◆ Interface dataset entries:
────────

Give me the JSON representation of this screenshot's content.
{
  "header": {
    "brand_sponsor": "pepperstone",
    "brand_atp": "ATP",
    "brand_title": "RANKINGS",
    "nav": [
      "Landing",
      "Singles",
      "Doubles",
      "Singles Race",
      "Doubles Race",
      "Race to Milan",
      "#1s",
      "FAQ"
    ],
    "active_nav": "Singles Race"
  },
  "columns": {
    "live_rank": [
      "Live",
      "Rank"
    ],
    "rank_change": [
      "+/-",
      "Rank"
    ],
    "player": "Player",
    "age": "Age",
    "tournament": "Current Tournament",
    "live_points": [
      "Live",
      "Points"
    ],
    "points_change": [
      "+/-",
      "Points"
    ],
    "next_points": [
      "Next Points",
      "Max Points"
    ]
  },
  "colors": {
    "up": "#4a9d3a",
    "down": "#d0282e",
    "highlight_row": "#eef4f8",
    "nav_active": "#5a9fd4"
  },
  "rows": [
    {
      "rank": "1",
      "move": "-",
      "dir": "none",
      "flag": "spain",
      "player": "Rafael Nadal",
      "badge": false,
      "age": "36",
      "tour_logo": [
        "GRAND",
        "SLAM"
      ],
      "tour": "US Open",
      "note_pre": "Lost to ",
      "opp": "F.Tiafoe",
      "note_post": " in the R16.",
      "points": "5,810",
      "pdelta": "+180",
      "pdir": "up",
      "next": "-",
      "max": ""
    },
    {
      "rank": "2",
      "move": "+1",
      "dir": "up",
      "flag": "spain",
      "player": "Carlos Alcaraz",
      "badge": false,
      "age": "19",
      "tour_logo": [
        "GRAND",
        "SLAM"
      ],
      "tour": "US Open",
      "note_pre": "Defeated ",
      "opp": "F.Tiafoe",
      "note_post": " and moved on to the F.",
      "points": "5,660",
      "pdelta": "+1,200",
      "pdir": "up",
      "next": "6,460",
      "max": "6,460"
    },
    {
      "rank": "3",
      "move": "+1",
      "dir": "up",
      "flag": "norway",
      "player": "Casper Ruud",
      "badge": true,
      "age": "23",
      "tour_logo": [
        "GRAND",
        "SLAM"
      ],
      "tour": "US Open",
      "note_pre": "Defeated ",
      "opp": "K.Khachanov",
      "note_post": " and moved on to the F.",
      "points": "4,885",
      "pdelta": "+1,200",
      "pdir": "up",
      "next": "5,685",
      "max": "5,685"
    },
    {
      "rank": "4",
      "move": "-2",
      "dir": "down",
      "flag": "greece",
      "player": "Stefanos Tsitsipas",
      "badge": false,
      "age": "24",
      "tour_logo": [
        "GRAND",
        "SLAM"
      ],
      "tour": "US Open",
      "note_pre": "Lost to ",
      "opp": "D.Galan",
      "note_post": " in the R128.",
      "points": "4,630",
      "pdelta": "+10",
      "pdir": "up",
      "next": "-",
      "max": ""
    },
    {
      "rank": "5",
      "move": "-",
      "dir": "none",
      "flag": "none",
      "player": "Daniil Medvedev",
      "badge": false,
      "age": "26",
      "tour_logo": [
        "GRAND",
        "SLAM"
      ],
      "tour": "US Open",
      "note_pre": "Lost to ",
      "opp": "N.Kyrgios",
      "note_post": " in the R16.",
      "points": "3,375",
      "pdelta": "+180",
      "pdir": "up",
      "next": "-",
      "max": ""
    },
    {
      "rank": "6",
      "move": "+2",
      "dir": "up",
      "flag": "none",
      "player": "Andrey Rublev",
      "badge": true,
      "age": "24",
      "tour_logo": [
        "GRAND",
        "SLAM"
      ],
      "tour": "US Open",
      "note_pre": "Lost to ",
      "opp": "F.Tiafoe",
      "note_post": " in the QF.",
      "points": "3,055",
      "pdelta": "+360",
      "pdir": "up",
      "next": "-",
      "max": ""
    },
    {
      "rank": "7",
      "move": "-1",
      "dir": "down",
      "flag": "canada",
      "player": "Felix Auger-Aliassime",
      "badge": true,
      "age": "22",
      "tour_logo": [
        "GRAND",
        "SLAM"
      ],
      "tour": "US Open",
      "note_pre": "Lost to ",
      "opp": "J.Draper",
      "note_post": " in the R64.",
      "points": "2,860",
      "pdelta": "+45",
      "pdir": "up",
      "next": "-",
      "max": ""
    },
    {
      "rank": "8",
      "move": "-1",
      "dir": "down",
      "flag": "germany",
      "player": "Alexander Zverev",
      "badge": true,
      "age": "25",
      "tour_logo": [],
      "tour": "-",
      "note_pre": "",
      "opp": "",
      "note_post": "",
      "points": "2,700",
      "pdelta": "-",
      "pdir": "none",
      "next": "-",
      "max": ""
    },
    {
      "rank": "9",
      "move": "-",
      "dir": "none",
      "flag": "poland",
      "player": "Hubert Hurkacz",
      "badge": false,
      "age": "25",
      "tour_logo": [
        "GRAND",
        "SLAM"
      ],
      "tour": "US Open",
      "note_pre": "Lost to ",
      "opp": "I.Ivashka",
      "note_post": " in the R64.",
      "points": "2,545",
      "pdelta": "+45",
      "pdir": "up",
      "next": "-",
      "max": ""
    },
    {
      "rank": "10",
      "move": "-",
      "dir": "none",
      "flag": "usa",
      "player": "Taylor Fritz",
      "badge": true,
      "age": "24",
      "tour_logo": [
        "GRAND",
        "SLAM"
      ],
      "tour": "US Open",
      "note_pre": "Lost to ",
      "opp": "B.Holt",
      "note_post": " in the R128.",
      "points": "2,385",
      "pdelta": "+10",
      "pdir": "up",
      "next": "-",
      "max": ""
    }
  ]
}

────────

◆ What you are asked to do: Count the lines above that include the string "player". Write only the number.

◆ Response to this task: 11